Social Customs & Traditions
Social customs or standards of behavior vary across nations and cultures. A good citizen is one who follows social customs, was loyal to national ideals, and had a sense of social responsibility. Culture is considered by most to be the manifestation of national holidays, dress, customs, cuisine, and linguistic characteristics.
People have made up stories in the past in order to explain how the world and mankind began or to justify religious belief and social customs. Language is entrenched in social customs, linguistic codes and tacit assumptions, all of which shift in time and between communities.

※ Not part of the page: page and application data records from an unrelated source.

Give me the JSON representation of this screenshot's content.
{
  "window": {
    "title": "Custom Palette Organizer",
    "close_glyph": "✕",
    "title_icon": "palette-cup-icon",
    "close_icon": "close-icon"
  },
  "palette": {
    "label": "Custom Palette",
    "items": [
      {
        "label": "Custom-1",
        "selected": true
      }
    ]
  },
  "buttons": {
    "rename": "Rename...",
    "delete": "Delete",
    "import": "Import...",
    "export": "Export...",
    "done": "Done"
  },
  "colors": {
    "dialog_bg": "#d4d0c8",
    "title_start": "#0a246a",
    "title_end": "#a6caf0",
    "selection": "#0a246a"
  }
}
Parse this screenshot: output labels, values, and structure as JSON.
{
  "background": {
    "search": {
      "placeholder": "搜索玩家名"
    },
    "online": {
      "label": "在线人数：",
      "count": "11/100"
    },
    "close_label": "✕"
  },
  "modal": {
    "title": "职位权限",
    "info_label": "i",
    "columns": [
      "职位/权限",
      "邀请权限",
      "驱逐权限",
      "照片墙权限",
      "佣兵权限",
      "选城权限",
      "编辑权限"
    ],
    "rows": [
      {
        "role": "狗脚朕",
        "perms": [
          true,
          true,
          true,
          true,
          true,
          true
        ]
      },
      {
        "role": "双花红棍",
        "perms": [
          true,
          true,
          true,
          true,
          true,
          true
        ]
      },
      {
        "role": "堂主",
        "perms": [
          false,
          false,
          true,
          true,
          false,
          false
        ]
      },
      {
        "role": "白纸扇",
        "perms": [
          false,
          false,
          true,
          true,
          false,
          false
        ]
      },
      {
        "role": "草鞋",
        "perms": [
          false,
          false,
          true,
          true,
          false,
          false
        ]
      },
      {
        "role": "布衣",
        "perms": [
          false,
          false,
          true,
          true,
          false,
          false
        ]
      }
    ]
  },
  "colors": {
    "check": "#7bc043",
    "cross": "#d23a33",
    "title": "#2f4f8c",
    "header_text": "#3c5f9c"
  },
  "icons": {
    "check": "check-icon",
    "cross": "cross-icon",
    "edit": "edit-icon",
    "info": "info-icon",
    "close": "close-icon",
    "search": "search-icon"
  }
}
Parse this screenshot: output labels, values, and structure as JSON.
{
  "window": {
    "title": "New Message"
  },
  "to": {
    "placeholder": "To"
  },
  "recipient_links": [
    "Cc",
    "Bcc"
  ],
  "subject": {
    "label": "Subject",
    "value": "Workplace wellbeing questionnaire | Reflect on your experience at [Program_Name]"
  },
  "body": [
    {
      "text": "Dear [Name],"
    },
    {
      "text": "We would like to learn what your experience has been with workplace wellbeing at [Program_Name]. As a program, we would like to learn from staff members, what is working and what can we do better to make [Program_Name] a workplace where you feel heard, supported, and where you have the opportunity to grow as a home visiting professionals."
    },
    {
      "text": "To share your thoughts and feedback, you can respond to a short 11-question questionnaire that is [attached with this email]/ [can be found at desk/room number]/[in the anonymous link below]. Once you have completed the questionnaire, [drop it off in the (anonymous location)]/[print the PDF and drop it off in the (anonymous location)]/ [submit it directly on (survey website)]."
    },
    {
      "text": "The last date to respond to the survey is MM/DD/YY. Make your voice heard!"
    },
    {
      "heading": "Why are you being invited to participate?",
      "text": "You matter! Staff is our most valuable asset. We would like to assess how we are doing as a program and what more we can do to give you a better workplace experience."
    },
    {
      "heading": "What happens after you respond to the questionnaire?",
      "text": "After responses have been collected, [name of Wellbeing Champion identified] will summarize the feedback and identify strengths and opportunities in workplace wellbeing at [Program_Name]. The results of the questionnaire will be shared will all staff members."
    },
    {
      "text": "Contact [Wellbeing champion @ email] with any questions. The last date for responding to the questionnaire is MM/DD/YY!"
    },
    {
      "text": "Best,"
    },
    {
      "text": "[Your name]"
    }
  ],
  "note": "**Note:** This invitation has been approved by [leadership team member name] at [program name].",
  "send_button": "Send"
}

Social structure has also influenced culture and cultural structures at several different levels of human social development. The role of social customs and conventions in the economy has had a small but enduring place in economic scholarship. Many Asian cultures, such as those of Japan and Korea, are group-oriented, in which emphasis is more on the good of the group than on that of an individual.
Members of these societies would tend to sacrifice themselves for the good of the group; the survival of the group means more to society than that of a single person.